That was the ad and the icon that in 1989 so startled Hertz's executives. The icon is still used in all Enterprise ads, and their creator is still the same agency, AFG.
On another occasion a few years later, Jack got furious at reports of customer complaints and a general collapse in service. From his wrath came a new service yardstick called the Enterprise Service Quality index, or ESQi, derived from prompt follow-up phone calls to one out of every 15 Enterprise customers.
The survey asks just two questions: First, on a scale ranging from "completely satisfied" to "completely dissatisfied," how would you rate your last Enterprise rental experience? Second, would you rent from Enterprise again? The answers to the first question are next compiled into an index. Each segment of the company - each branch, for example--then gets its score. And here is the kicker: If the ESQi for your bailiwick doesn't at least meet the company average, you don't - absolutely don't - get promoted.
In March, Enterprise's overall ESQi reached, for the first time, a level of 80 - meaning that 80% of all respondents had answered "completely satisfied" - an extraordinary score given that there are surely some people who couldn't bring themselves to give that answer under any circumstances.
Then, too, at least some renters are now and then going to get an Enterprise car that doesn't have a bandbox look. On the other hand, there are those well-scrubbed young people in the branches who understand that both their careers and their pay ride on ESQi and seldom forget it when a customer walks in - or gets picked up. You have to surmise that the friendliness of Enterprise's people drives that score to 80 and drives the business besides.
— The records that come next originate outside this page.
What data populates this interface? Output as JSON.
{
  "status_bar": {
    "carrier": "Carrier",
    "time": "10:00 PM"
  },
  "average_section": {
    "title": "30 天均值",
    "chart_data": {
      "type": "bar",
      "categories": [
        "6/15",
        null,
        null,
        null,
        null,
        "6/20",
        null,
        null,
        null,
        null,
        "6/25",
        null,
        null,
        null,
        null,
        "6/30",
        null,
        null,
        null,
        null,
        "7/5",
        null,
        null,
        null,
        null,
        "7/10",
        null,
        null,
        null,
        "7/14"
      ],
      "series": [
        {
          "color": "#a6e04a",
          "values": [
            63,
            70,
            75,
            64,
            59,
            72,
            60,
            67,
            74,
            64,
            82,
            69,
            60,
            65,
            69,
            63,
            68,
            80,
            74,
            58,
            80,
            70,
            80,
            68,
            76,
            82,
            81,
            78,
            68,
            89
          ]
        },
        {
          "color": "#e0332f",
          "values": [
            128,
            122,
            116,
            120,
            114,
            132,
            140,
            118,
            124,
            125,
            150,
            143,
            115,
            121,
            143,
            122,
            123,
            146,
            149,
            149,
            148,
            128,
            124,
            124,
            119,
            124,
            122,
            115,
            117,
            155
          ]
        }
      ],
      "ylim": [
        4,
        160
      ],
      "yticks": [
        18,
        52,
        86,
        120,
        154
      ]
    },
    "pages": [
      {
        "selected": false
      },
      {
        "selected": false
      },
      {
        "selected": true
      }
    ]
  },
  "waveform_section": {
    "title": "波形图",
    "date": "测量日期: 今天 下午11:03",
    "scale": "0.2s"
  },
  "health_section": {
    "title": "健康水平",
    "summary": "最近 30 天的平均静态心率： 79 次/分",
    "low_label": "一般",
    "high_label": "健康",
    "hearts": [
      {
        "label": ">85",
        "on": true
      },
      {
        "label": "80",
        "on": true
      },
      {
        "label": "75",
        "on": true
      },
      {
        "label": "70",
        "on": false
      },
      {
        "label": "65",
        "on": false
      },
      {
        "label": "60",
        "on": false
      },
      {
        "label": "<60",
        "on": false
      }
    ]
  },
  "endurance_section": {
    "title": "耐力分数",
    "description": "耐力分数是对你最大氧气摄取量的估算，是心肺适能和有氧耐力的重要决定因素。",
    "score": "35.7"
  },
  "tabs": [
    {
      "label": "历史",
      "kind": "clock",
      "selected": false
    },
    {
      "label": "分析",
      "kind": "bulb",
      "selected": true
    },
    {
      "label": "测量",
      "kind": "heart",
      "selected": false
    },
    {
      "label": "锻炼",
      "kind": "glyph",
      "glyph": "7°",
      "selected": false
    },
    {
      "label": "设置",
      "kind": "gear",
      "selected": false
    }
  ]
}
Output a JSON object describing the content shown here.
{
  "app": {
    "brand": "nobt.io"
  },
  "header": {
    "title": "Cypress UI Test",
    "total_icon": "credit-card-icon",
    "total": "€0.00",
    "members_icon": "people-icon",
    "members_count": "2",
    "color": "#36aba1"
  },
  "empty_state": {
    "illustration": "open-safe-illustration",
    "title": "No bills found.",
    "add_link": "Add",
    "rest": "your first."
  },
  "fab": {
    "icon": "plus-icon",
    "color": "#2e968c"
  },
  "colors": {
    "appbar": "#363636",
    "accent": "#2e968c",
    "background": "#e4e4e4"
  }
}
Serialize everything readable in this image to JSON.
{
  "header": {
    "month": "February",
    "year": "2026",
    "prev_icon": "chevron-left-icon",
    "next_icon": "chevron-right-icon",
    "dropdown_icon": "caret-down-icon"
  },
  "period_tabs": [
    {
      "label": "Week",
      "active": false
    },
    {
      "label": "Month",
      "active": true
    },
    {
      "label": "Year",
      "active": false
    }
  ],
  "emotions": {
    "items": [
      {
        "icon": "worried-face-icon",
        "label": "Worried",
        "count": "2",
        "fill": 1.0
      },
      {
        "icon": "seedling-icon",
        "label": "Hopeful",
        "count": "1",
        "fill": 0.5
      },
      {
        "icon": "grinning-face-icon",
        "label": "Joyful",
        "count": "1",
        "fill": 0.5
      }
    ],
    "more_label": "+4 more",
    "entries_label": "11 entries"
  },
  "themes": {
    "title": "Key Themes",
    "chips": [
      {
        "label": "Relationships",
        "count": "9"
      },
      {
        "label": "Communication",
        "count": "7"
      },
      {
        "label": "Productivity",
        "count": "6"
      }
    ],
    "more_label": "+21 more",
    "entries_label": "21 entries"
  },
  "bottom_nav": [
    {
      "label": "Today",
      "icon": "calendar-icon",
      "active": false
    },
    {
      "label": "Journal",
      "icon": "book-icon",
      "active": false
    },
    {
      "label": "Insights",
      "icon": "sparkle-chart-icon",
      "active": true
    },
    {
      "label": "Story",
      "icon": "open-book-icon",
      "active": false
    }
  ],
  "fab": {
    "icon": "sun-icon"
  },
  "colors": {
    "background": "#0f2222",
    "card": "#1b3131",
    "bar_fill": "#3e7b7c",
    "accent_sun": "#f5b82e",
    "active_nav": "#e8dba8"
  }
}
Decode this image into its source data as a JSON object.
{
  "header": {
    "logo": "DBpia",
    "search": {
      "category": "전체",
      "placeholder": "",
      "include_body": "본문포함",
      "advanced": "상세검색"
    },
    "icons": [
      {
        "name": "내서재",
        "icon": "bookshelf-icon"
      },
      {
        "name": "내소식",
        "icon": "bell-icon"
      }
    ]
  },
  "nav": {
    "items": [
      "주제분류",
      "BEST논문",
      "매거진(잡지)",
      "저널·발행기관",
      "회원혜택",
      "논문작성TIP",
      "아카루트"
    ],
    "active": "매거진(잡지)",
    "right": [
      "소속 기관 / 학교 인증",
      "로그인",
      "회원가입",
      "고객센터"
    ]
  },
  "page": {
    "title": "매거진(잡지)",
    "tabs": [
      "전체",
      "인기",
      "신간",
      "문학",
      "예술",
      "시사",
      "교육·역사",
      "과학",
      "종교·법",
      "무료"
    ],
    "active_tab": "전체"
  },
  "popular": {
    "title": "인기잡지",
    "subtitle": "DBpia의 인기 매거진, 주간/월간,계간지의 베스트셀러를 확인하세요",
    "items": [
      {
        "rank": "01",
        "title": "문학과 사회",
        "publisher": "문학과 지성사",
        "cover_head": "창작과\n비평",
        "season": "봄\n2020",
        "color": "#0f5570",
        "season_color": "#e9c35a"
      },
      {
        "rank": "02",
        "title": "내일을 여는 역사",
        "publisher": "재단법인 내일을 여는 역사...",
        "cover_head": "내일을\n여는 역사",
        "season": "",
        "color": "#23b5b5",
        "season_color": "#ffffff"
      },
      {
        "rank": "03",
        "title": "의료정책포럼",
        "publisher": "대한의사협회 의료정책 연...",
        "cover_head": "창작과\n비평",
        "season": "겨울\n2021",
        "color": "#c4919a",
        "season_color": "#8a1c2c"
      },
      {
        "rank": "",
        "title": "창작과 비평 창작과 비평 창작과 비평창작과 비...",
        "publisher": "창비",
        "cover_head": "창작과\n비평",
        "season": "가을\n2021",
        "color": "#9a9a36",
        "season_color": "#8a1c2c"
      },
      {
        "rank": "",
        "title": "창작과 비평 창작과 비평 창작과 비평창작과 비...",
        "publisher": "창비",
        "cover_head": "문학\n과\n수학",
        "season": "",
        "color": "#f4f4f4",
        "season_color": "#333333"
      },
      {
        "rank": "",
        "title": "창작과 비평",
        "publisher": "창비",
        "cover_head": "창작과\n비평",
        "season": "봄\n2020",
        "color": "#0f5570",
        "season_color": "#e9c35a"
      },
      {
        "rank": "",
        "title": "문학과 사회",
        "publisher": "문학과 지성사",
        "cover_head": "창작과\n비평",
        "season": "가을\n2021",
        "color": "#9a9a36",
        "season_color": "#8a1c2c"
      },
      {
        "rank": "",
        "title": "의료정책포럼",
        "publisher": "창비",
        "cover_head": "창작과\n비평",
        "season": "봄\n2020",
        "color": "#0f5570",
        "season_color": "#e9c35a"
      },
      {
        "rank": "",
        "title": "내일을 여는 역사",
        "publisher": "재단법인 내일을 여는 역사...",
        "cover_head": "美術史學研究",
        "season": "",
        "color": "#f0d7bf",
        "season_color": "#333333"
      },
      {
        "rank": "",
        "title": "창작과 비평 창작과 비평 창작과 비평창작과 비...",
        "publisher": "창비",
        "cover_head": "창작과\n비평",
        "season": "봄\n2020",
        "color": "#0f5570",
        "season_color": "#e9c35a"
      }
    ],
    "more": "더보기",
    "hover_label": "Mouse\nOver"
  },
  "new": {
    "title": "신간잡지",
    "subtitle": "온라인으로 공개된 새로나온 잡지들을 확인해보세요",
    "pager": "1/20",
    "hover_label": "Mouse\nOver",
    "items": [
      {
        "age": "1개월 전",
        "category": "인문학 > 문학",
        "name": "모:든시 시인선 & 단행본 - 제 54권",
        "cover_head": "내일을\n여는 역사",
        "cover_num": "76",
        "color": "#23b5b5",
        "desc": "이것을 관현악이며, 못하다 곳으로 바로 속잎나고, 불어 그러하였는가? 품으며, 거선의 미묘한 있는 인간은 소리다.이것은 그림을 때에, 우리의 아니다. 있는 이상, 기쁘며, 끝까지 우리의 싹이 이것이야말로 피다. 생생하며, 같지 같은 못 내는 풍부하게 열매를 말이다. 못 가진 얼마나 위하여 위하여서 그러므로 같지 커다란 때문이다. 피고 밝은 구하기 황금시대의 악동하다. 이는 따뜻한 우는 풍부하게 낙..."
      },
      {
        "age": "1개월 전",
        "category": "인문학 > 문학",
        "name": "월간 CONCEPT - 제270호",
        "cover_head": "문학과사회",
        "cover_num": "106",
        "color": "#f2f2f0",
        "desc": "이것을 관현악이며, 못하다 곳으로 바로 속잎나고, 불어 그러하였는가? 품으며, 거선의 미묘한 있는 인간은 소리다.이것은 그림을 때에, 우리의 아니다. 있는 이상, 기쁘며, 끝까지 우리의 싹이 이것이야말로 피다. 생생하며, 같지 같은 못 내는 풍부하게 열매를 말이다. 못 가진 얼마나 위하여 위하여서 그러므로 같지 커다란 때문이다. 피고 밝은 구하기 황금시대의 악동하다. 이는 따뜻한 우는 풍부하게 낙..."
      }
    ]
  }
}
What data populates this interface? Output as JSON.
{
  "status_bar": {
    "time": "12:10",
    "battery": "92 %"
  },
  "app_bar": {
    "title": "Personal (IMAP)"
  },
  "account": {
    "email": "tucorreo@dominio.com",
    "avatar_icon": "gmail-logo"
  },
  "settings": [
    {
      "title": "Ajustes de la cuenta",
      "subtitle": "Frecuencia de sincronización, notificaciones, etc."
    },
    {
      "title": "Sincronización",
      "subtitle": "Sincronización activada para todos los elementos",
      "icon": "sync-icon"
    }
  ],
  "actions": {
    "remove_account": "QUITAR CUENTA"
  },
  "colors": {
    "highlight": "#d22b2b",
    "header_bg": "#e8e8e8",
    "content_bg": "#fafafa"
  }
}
Andy Taylor is an enthusiast about ESQi, and he expects it to be a key engine of the growth he sees stretching before him. In his vision, Enterprise will enjoy steady progress in all its businesses, including new ones it might think up.
True, there are a few clouds around, most notably the threat that the Delphi bankruptcy will shut down GM and leave Enterprise short of cars. But when you are the largest buyer of cars in the world, you can expect that someone will strive to keep your supply lines filled. If there's trouble, Taylor says, "We'll be 'shorted' less than others."
Meanwhile, Taylor will be plotting alternative ways to grow, in an organization that just can't imagine not getting bigger and more profitable year after year. Hertz will have Taylor's close attention, no question about that. But in talk, he virtually lays down the gauntlet: "We own the high ground in this business, and we aren't going to give it up."
One person who has long watched Taylor's optimism in motion is analyst Betsy Snyder of Standard & Poor's, who rates the debt of U.S. car-rental companies. She knows everything about Enterprise, including past profits and future expectations, and she is a believer. "They have always delivered," she says admiringly. "If they say they will do something, they do it."
For any company, that is a high-class definition of success.
From the July 24, 2006 issue